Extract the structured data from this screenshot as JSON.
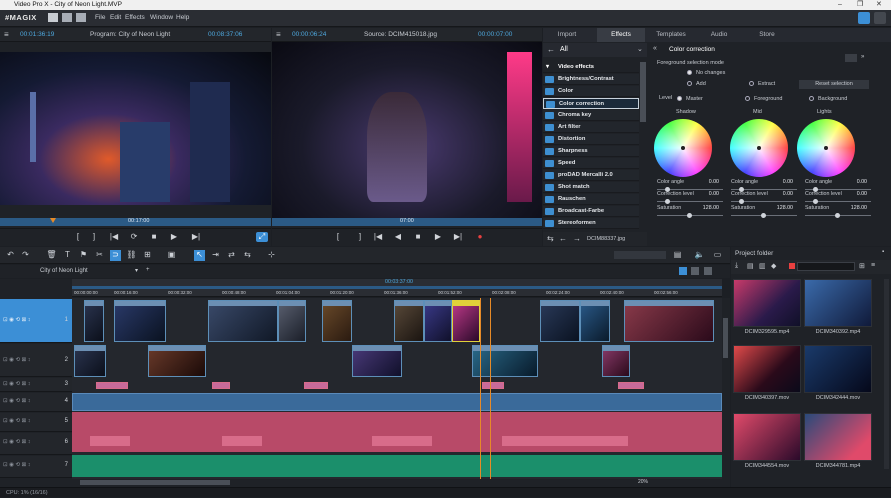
{
  "window": {
    "title": "Video Pro X - City of Neon Light.MVP"
  },
  "menu": {
    "logo": "#MAGIX",
    "items": [
      "File",
      "Edit",
      "Effects",
      "Window",
      "Help"
    ]
  },
  "program_monitor": {
    "timecode_left": "00:01:36:19",
    "title": "Program: City of Neon Light",
    "timecode_right": "00:08:37:06",
    "marker": "00:17:00"
  },
  "source_monitor": {
    "timecode_left": "00:00:06:24",
    "title": "Source: DCIM415018.jpg",
    "timecode_right": "00:00:07:00",
    "marker": "07:00"
  },
  "media_tabs": {
    "items": [
      "Import",
      "Effects",
      "Templates",
      "Audio",
      "Store"
    ],
    "active": "Effects"
  },
  "effects_panel": {
    "header": "All",
    "items": [
      "Video effects",
      "Brightness/Contrast",
      "Color",
      "Color correction",
      "Chroma key",
      "Art filter",
      "Distortion",
      "Sharpness",
      "Speed",
      "proDAD Mercalli 2.0",
      "Shot match",
      "Rauschen",
      "Broadcast-Farbe",
      "Stereoformen"
    ],
    "selected": "Color correction",
    "file_label": "DCIM88337.jpg"
  },
  "color_correction": {
    "title": "Color correction",
    "fg_mode_label": "Foreground selection mode",
    "options": [
      "No changes",
      "Add",
      "Extract"
    ],
    "reset_label": "Reset selection",
    "level_label": "Level",
    "level_options": [
      "Master",
      "Foreground",
      "Background"
    ],
    "wheels": [
      {
        "name": "Shadow",
        "angle_label": "Color angle",
        "angle": "0.00",
        "corr_label": "Correction level",
        "corr": "0.00",
        "sat_label": "Saturation",
        "sat": "128.00"
      },
      {
        "name": "Mid",
        "angle_label": "Color angle",
        "angle": "0.00",
        "corr_label": "Correction level",
        "corr": "0.00",
        "sat_label": "Saturation",
        "sat": "128.00"
      },
      {
        "name": "Lights",
        "angle_label": "Color angle",
        "angle": "0.00",
        "corr_label": "Correction level",
        "corr": "0.00",
        "sat_label": "Saturation",
        "sat": "128.00"
      }
    ]
  },
  "timeline": {
    "project_tab": "City of Neon Light",
    "playhead_time": "00:03:37:00",
    "zoom": "20%",
    "ruler": [
      "00:00:00:00",
      "00:00:16:00",
      "00:00:32:00",
      "00:00:48:00",
      "00:01:04:00",
      "00:01:20:00",
      "00:01:36:00",
      "00:01:52:00",
      "00:02:08:00",
      "00:02:24:00",
      "00:02:40:00",
      "00:02:56:00"
    ],
    "track_numbers": [
      "1",
      "2",
      "3",
      "4",
      "5",
      "6",
      "7"
    ]
  },
  "project_folder": {
    "title": "Project folder",
    "files": [
      "DCIM329595.mp4",
      "DCIM340392.mp4",
      "DCIM340397.mov",
      "DCIM342444.mov",
      "DCIM344554.mov",
      "DCIM344781.mp4"
    ]
  },
  "status": {
    "cpu": "CPU: 1% (16/16)"
  },
  "colors": {
    "accent": "#3c8fd6",
    "audio_red": "#b84a68",
    "audio_green": "#1b8f6b",
    "timecode": "#4ea8de"
  }
}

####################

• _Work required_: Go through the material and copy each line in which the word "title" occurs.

• _Your response_:
    "title": "Video Pro X - City of Neon Light.MVP"
    "title": "Program: City of Neon Light",
    "title": "Source: DCIM415018.jpg",
    "title": "Color correction",
    "title": "Project folder",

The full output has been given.